▶ [DESCRIPTION OF THE TASK]:
Please copy out every line of the data word for word.

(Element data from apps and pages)
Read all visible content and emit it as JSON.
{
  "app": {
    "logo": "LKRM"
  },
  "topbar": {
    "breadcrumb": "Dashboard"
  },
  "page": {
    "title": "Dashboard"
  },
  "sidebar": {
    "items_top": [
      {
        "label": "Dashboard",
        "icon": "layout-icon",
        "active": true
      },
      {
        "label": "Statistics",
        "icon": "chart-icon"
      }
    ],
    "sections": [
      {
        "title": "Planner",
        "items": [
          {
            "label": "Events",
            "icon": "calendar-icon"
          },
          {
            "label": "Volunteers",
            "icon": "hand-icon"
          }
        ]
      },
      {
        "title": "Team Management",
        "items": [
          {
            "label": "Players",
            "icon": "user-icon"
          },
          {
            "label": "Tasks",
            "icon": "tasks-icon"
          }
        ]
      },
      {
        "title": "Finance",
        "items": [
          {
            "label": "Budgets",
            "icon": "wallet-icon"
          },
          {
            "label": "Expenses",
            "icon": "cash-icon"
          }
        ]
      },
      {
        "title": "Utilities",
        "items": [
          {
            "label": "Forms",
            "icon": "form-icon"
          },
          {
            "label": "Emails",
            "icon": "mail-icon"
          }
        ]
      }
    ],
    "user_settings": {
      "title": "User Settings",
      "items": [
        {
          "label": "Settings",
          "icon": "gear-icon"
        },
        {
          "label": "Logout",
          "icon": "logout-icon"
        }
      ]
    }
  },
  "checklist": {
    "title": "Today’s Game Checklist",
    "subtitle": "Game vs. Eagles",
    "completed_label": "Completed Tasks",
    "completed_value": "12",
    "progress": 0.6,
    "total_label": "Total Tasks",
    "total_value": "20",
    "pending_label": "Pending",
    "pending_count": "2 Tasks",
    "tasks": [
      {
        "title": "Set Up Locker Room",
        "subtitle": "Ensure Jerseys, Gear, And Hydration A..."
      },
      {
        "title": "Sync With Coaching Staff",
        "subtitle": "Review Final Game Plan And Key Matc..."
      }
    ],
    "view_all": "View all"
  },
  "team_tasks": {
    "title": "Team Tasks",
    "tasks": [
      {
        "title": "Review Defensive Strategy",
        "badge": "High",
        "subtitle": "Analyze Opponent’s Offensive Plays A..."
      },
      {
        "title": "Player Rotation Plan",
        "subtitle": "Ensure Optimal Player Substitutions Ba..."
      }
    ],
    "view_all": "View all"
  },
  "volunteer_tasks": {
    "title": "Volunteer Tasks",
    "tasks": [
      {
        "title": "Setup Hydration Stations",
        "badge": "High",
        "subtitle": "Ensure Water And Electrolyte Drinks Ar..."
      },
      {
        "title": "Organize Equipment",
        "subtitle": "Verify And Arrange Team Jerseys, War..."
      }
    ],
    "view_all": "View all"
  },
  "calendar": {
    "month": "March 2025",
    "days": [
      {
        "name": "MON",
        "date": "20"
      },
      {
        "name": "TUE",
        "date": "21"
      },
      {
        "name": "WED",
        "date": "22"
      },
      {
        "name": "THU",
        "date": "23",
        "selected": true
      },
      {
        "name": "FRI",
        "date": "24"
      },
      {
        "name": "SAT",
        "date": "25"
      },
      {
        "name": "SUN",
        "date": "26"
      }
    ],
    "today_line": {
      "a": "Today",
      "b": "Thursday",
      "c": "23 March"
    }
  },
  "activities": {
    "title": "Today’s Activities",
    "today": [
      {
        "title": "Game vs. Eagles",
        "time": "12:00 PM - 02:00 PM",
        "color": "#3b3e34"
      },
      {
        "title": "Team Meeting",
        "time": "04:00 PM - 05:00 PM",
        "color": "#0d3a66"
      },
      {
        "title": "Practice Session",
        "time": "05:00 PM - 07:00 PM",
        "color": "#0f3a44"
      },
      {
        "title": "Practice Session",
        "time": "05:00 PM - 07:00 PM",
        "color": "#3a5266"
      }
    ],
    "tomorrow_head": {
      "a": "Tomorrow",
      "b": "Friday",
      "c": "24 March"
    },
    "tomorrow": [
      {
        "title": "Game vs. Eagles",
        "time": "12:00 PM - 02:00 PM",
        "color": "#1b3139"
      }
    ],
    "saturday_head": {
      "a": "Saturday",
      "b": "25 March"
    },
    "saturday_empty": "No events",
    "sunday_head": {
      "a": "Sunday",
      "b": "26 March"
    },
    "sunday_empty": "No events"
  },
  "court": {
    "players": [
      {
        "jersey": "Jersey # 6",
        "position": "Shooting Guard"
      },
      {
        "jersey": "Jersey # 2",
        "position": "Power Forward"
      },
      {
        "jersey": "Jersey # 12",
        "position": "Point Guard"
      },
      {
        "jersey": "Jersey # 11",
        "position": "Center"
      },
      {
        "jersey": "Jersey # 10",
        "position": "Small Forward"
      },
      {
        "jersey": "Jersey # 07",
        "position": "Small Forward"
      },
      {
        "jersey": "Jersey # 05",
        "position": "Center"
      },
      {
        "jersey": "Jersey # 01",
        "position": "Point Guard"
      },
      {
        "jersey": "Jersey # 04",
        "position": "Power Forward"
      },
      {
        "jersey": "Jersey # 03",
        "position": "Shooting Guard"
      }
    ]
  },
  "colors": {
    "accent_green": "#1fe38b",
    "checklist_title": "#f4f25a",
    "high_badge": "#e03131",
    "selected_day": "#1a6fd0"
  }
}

▶ [PROBLEM SOLUTION]:
Read all visible content and emit it as JSON.
{
  "app": {
    "logo": "LKRM"
  },
  "topbar": {
    "breadcrumb": "Dashboard"
  },
  "page": {
    "title": "Dashboard"
  },
  "sidebar": {
    "items_top": [
      {
        "label": "Dashboard",
        "icon": "layout-icon",
        "active": true
      },
      {
        "label": "Statistics",
        "icon": "chart-icon"
      }
    ],
    "sections": [
      {
        "title": "Planner",
        "items": [
          {
            "label": "Events",
            "icon": "calendar-icon"
          },
          {
            "label": "Volunteers",
            "icon": "hand-icon"
          }
        ]
      },
      {
        "title": "Team Management",
        "items": [
          {
            "label": "Players",
            "icon": "user-icon"
          },
          {
            "label": "Tasks",
            "icon": "tasks-icon"
          }
        ]
      },
      {
        "title": "Finance",
        "items": [
          {
            "label": "Budgets",
            "icon": "wallet-icon"
          },
          {
            "label": "Expenses",
            "icon": "cash-icon"
          }
        ]
      },
      {
        "title": "Utilities",
        "items": [
          {
            "label": "Forms",
            "icon": "form-icon"
          },
          {
            "label": "Emails",
            "icon": "mail-icon"
          }
        ]
      }
    ],
    "user_settings": {
      "title": "User Settings",
      "items": [
        {
          "label": "Settings",
          "icon": "gear-icon"
        },
        {
          "label": "Logout",
          "icon": "logout-icon"
        }
      ]
    }
  },
  "checklist": {
    "title": "Today’s Game Checklist",
    "subtitle": "Game vs. Eagles",
    "completed_label": "Completed Tasks",
    "completed_value": "12",
    "progress": 0.6,
    "total_label": "Total Tasks",
    "total_value": "20",
    "pending_label": "Pending",
    "pending_count": "2 Tasks",
    "tasks": [
      {
        "title": "Set Up Locker Room",
        "subtitle": "Ensure Jerseys, Gear, And Hydration A..."
      },
      {
        "title": "Sync With Coaching Staff",
        "subtitle": "Review Final Game Plan And Key Matc..."
      }
    ],
    "view_all": "View all"
  },
  "team_tasks": {
    "title": "Team Tasks",
    "tasks": [
      {
        "title": "Review Defensive Strategy",
        "badge": "High",
        "subtitle": "Analyze Opponent’s Offensive Plays A..."
      },
      {
        "title": "Player Rotation Plan",
        "subtitle": "Ensure Optimal Player Substitutions Ba..."
      }
    ],
    "view_all": "View all"
  },
  "volunteer_tasks": {
    "title": "Volunteer Tasks",
    "tasks": [
      {
        "title": "Setup Hydration Stations",
        "badge": "High",
        "subtitle": "Ensure Water And Electrolyte Drinks Ar..."
      },
      {
        "title": "Organize Equipment",
        "subtitle": "Verify And Arrange Team Jerseys, War..."
      }
    ],
    "view_all": "View all"
  },
  "calendar": {
    "month": "March 2025",
    "days": [
      {
        "name": "MON",
        "date": "20"
      },
      {
        "name": "TUE",
        "date": "21"
      },
      {
        "name": "WED",
        "date": "22"
      },
      {
        "name": "THU",
        "date": "23",
        "selected": true
      },
      {
        "name": "FRI",
        "date": "24"
      },
      {
        "name": "SAT",
        "date": "25"
      },
      {
        "name": "SUN",
        "date": "26"
      }
    ],
    "today_line": {
      "a": "Today",
      "b": "Thursday",
      "c": "23 March"
    }
  },
  "activities": {
    "title": "Today’s Activities",
    "today": [
      {
        "title": "Game vs. Eagles",
        "time": "12:00 PM - 02:00 PM",
        "color": "#3b3e34"
      },
      {
        "title": "Team Meeting",
        "time": "04:00 PM - 05:00 PM",
        "color": "#0d3a66"
      },
      {
        "title": "Practice Session",
        "time": "05:00 PM - 07:00 PM",
        "color": "#0f3a44"
      },
      {
        "title": "Practice Session",
        "time": "05:00 PM - 07:00 PM",
        "color": "#3a5266"
      }
    ],
    "tomorrow_head": {
      "a": "Tomorrow",
      "b": "Friday",
      "c": "24 March"
    },
    "tomorrow": [
      {
        "title": "Game vs. Eagles",
        "time": "12:00 PM - 02:00 PM",
        "color": "#1b3139"
      }
    ],
    "saturday_head": {
      "a": "Saturday",
      "b": "25 March"
    },
    "saturday_empty": "No events",
    "sunday_head": {
      "a": "Sunday",
      "b": "26 March"
    },
    "sunday_empty": "No events"
  },
  "court": {
    "players": [
      {
        "jersey": "Jersey # 6",
        "position": "Shooting Guard"
      },
      {
        "jersey": "Jersey # 2",
        "position": "Power Forward"
      },
      {
        "jersey": "Jersey # 12",
        "position": "Point Guard"
      },
      {
        "jersey": "Jersey # 11",
        "position": "Center"
      },
      {
        "jersey": "Jersey # 10",
        "position": "Small Forward"
      },
      {
        "jersey": "Jersey # 07",
        "position": "Small Forward"
      },
      {
        "jersey": "Jersey # 05",
        "position": "Center"
      },
      {
        "jersey": "Jersey # 01",
        "position": "Point Guard"
      },
      {
        "jersey": "Jersey # 04",
        "position": "Power Forward"
      },
      {
        "jersey": "Jersey # 03",
        "position": "Shooting Guard"
      }
    ]
  },
  "colors": {
    "accent_green": "#1fe38b",
    "checklist_title": "#f4f25a",
    "high_badge": "#e03131",
    "selected_day": "#1a6fd0"
  }
}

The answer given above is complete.